RFE/RL: Former Belarusian Leader Marks 75th Birthday In United States
Stanislaŭ Šuškievič, the first leader of independent Belarus between 1991 and 1994, one of the men who gave Belarus its independence renewed after over 70 years of Soviet occupation, is now not even getting a decent pension paid from the Belarusian state because of being in opposition to president Aliaksandr Lukašenka.
This largely relates to the whole period of early 1990s in Belarus: the state symbols of that time are de-facto forbidden for public usage, national leaders of that time are either ignored, like Šuškievič, or exiled, like the leader of the Belarusian Popular Front Zianon Paźniak, or humbly demonstrating their loyalty to the President, like former PM Viačaslaŭ Kiebič.
The former leader of Belarus, Stanislau Shushkevich marked his 75th birthday today, RFE/RL's Belarus Service reports. Along with Russian President Boris Yeltsin and Ukrainian President Leonid Kravchuk, Shushkevich signed the [Belavezha – bielar.us] Accords that dissolved the Soviet Union in 1991. Shushkevich was the chairman of the Belarusian Supreme Soviet from 1991 to 1994 and played a key role in creating the Commonwealth of Independent States. Read full story
Taiwan News: Investigative journalist in Belarus faces threats
T he article by Iryna Chalip (Irina Khalip) gave a freezy reminder of late 1990s when Belarusian opposition politicians have been abducted and presumably killed.
The story around US lawyer Emanuel Zeltser is quite mysterious because one can hardly find a motivation for Belarusian KGB to act in the interests of the exiled Russian oligarch Boris Berezovsky and assist him in getting hands on the legacy of the Georgian tycoon Badri Patarkatsishvili by again threatening the well-known investigative journalist Iryna Chalip.
It seems an other story where we'll know the truth not earlier than the Belarusian KGB opens its archives years from now.
One sad thing the whole story makes clear is that freedom of press still remains only theory for Belarus, just as five or ten years ago.
An investigative journalist in Belarus says she has received anonymous threats linked to her publication. Irina Khalip says she has received the threats by e-mail, telephone and in a telegram. She said Wednesday that the believes the security agency still going under its Soviet name KGB was involved in the threats. The agency refused to comment on her claim.
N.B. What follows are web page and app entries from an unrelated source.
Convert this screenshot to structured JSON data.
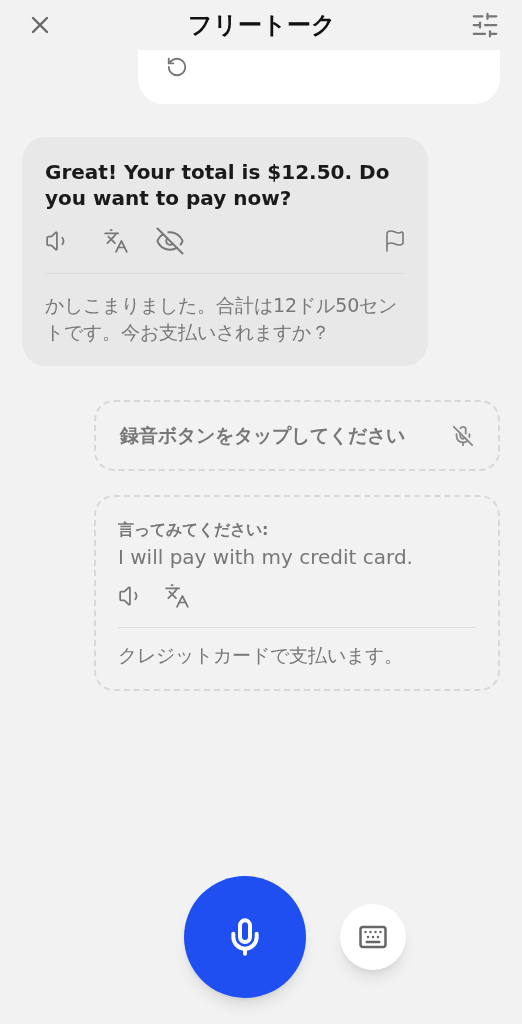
{
  "header": {
    "title": "フリートーク"
  },
  "messages": [
    {
      "kind": "user_partial"
    },
    {
      "kind": "bot",
      "text": "Great! Your total is $12.50. Do you want to pay now?",
      "translation": "かしこまりました。合計は12ドル50セントです。今お支払いされますか？"
    },
    {
      "kind": "prompt",
      "text": "録音ボタンをタップしてください"
    },
    {
      "kind": "suggestion",
      "label": "言ってみてください:",
      "text": "I will pay with my credit card.",
      "translation": "クレジットカードで支払います。"
    }
  ]
}
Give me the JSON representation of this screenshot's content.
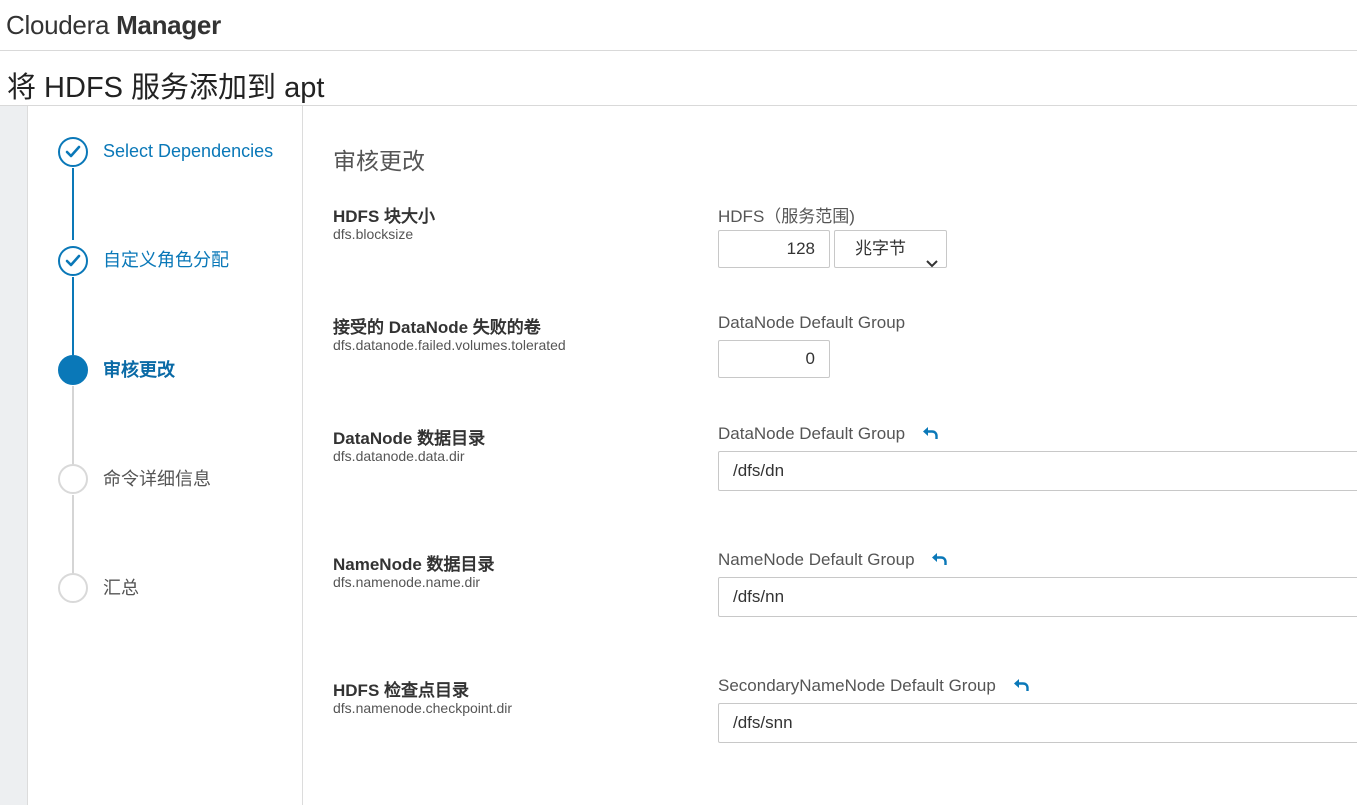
{
  "header": {
    "brand_light": "Cloudera",
    "brand_bold": "Manager"
  },
  "page": {
    "title": "将 HDFS 服务添加到 apt"
  },
  "wizard": {
    "steps": [
      {
        "label": "Select Dependencies",
        "state": "done"
      },
      {
        "label": "自定义角色分配",
        "state": "done"
      },
      {
        "label": "审核更改",
        "state": "current"
      },
      {
        "label": "命令详细信息",
        "state": "todo"
      },
      {
        "label": "汇总",
        "state": "todo"
      }
    ]
  },
  "main": {
    "section_title": "审核更改",
    "properties": [
      {
        "name": "HDFS 块大小",
        "key": "dfs.blocksize",
        "group": "HDFS（服务范围)",
        "value": "128",
        "unit": "兆字节"
      },
      {
        "name": "接受的 DataNode 失败的卷",
        "key": "dfs.datanode.failed.volumes.tolerated",
        "group": "DataNode Default Group",
        "value": "0"
      },
      {
        "name": "DataNode 数据目录",
        "key": "dfs.datanode.data.dir",
        "group": "DataNode Default Group",
        "value": "/dfs/dn"
      },
      {
        "name": "NameNode 数据目录",
        "key": "dfs.namenode.name.dir",
        "group": "NameNode Default Group",
        "value": "/dfs/nn"
      },
      {
        "name": "HDFS 检查点目录",
        "key": "dfs.namenode.checkpoint.dir",
        "group": "SecondaryNameNode Default Group",
        "value": "/dfs/snn"
      }
    ]
  },
  "colors": {
    "accent": "#0a78b8",
    "border": "#c8c8c8"
  },
  "icons": {
    "step_done": "check-icon",
    "undo": "undo-arrow-icon",
    "select": "chevron-down-icon"
  }
}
Khalip said the threats were related to her article in the Russian newspaper Novaya Gazeta about the disputed legacy of late Georgian billionaire Badri Patarkatsishvili. // Taiwan News
See also relevant reports in